Ghee’s cooking process is similar to an Indian version of clarified butter, and both have been regularly compared. But ghee’s toasted, nutty taste differentiates it from the other, a result of milk solids browning as the butter it is mixed with melts. Following its age-old tradition of cooking means going through a fermentation process. This adds a tangy note and it comes with cleansing benefits.
Over the past few years, ghee has become more popular, a staple in paleo and ketogenic diets. Its price ranges from $6 to $12, making it an affordable recipe. Read on to learn how to make one at home.
How to Make Ghee from Butter
It takes more time to cook ghee compared to clarified butter. Both are made of pure butterfat, which is achieved by gradually melting butter (unsalted) to filter out milk solids and water. The milk solids need to be browned for a more nutty and caramel taste.

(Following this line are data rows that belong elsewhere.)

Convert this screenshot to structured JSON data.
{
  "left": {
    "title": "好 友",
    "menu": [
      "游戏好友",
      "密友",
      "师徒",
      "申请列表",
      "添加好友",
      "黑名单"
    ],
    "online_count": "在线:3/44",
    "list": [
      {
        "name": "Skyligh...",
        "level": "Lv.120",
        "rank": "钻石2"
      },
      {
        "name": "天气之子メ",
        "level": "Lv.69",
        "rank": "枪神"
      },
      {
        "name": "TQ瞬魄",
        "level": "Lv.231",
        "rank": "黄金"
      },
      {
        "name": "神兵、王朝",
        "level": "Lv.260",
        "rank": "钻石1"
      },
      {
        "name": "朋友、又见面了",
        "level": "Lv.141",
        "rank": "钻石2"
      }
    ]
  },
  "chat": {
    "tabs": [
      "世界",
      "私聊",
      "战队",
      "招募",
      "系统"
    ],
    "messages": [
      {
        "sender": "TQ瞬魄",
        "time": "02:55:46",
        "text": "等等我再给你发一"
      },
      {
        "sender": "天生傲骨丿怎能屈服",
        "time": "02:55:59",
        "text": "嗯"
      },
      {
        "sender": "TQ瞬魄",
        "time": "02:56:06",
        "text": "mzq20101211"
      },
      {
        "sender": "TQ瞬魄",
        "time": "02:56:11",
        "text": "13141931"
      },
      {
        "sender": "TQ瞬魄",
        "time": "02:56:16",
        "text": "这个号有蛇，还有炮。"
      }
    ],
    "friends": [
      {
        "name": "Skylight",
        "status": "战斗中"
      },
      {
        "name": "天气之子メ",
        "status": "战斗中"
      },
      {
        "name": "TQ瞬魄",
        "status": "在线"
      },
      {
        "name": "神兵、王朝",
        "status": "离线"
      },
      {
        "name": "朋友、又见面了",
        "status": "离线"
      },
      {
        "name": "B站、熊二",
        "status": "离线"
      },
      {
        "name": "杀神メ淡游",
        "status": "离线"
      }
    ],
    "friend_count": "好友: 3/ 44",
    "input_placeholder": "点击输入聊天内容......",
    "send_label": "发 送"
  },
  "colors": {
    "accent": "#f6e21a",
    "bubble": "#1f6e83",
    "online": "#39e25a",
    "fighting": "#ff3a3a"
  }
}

For starters, melt a stick of butter over low heat. You may try more in a saucepan later on for a bigger batch. Notice the milk solids separate from butterfat and water in 5 to 10 minutes. Continue to let the sunken milk solids brown, raise the heat level to medium, finalizing the evaporation of its water content. Skim off the layer of milk solids in the form of white foam as the melted butter simmers. In 5 to 10 minutes more, the milk solids shall be completely browned and you can pick up its whiffs of toffee flavor. Use cheesecloth to strain the butter. Watch out for milk solids getting mixed in. If you see milk solids in the pan, discard them. It must remain purely of butterfat. This increases ghee’s smoke point to at least 400°F, compared to regular butter’s 250°F, making it a perfect alternative to vegetable oil.
Does Ghee Expire?
With milk solids and water filtered out, there’s a slim chance for bacteria to thrive. Refrigerate ghee and it can last up to a year. At room temperature, it holds for only up to 3 months. Place it inside a container that’s air-tight and freeze it, so it will last for years.
How to Store Ghee
You can store it in an airtight container, in a cool and dark place, at room temperature. But we prefer having it in a mason jar, typically inside an open container, in the refrigerator.
Is Ghee a Healthier Option?
Because of the fermentation process that takes out the milk solids, ghee is great for those who are lactose-intolerant. According to an Indian Holistic system, Ayurveda, it’s overall a healthier choice compared to butter. It’s said to have cleansing properties, helps in bowel movements, and is anti-inflammatory.
Still, there must be limits to its consumption due to its having a higher saturated fat content. Taking too much of it can cause a chronic diet-related illness. The key is to have it in moderation.